There are two competing versions of the ACA: the individual market and the catastrophic plan.

Each has its own cost of living adjustments.

If the individual marketplace is more expensive than the catastrophic plans, then consumers will be forced to pick between the two.4.

The UAC exchanges will have a maximum number of enrollees per marketplace.

The maximum number is based on the number of states and counties participating in the marketplace.

In the 2020 election, about 11 million Americans are expected to be eligible for health insurance.5.

The Congressional Budget Office (CBO) estimates that if all the enrollees were counted correctly, the federal government would need to spend $3.6 trillion to implement the ACA in 2020.

That includes Medicaid, which currently covers roughly 15 million people and the federal Children’s Health Insurance Program, or CHIP, which covers about 5 million people.

The federal government already spends $3 trillion on Medicaid, and it is expected to spend another $3 billion this year.

If the CBO is right, then the 2020 insurance market could cost $2.2 trillion more than it does now.

But the CBO’s projection doesn’t include subsidies for people who are already eligible for the subsidies and other expenses that are part of the Medicaid expansion.

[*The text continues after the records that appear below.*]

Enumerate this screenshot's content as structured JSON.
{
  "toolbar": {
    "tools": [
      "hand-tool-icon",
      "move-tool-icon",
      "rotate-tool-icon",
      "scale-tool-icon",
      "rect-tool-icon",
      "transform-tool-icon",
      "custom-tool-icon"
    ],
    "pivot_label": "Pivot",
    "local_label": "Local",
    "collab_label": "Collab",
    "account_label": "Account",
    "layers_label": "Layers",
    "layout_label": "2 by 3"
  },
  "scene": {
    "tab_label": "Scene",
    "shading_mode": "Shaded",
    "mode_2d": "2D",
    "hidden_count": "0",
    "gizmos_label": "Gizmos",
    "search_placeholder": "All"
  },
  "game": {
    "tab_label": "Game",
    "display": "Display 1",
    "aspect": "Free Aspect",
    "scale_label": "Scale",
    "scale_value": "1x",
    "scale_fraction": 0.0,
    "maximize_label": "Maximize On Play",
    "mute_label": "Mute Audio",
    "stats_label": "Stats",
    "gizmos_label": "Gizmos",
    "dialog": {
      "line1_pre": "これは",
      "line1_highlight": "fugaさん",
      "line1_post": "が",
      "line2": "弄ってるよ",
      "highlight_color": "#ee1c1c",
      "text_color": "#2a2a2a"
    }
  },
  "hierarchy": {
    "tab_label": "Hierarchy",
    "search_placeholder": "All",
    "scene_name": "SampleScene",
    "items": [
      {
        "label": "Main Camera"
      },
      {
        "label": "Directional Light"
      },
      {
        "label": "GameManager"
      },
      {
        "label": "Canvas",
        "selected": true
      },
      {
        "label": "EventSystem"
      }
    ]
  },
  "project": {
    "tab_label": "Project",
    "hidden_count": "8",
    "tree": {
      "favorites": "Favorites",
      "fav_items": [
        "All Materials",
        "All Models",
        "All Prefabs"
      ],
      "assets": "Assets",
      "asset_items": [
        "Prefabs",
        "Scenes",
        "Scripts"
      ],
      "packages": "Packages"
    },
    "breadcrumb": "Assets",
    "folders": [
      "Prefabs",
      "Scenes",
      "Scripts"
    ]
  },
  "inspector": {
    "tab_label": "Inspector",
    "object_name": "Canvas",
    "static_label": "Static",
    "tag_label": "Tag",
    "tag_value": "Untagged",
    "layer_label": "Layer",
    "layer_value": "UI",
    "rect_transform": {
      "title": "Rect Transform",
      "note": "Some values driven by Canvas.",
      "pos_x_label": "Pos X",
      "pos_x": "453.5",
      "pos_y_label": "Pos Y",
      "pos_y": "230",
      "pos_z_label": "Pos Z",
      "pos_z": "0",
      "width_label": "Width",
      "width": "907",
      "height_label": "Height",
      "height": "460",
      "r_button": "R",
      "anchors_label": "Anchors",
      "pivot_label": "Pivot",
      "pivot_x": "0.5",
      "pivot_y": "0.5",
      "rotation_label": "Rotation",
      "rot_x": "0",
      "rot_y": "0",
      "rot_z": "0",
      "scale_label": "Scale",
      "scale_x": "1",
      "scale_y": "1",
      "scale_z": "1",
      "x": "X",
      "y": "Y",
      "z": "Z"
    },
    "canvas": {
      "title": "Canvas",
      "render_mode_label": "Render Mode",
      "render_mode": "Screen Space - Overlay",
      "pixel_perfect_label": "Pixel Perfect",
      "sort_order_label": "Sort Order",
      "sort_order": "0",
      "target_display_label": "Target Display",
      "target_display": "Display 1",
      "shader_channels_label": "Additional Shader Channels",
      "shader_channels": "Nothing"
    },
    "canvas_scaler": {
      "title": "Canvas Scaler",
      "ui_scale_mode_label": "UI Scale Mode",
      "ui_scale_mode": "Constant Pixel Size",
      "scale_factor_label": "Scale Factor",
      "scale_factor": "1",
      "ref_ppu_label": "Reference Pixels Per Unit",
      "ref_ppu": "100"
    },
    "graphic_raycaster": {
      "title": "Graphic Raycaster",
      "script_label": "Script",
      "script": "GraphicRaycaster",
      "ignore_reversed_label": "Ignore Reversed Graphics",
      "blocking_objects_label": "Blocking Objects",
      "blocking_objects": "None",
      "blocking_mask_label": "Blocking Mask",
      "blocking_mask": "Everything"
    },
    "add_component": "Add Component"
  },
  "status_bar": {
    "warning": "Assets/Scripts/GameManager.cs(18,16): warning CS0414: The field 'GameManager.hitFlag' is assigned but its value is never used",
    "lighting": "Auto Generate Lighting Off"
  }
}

In 2018, about 6.6 million people who were eligible for Medicaid and CHIP received subsidies for the first time.

If that’s the case, then it’s likely that some people who have been eligible for both Medicaid and the subsidies will be able to buy insurance.

The CBO also estimates that the cost to implement a similar expansion in 2020 would be about $1.6 billion more than the $1 billion it estimated for the ACA’s initial enrollment in 2020 (the CBO also assumed that insurers would continue to sell insurance on the individual exchange, the exchanges would remain the same, and people who didn’t buy coverage would be able access it on their state exchange).

The cost of these additional costs could rise further if the CBO overestimates the number who will enroll in the marketplaces.

In 2020, there were about 1.2 million people on the exchange who were under age 55, so it’s unclear how many would actually enroll.

If they did, the additional costs would increase.

The cost of enrolling more people could also rise if states decide to increase their enrollment caps and premiums.

The CBO’s estimates about the cost for the individual insurance market are likely to be optimistic, as insurers are likely more concerned about their bottom line than the number that they can enroll.

Insiders who work on the exchanges are also more worried about how much they will make in 2018 than they are about the number they will be receiving in 2019.

Insurers are also taking into account other factors that could affect their profit margins, such as higher prices for older enrollees and people with preexisting conditions.

Insists, the CBO said, insurers may need to lower premiums if they have to adjust premiums based on how many people are eligible for coverage.

Insurance companies are also concerned about the potential for higher rates for older people, since the number covered in the individual and catastrophic markets is much higher than the average for younger enrollees, who are typically older.

Insists have been warning for months that they are worried about the health care market and that the number is likely going to fall as insurers lower their premiums.

Insist said that insurers may be able “to maintain a very low cost of premiums, but it will depend on how high their premiums go.

That is, they will have the ability to raise premiums and still offer good coverage.

For them, that means that they will need a healthy profit margin.

If it goes below 50 percent, then they may have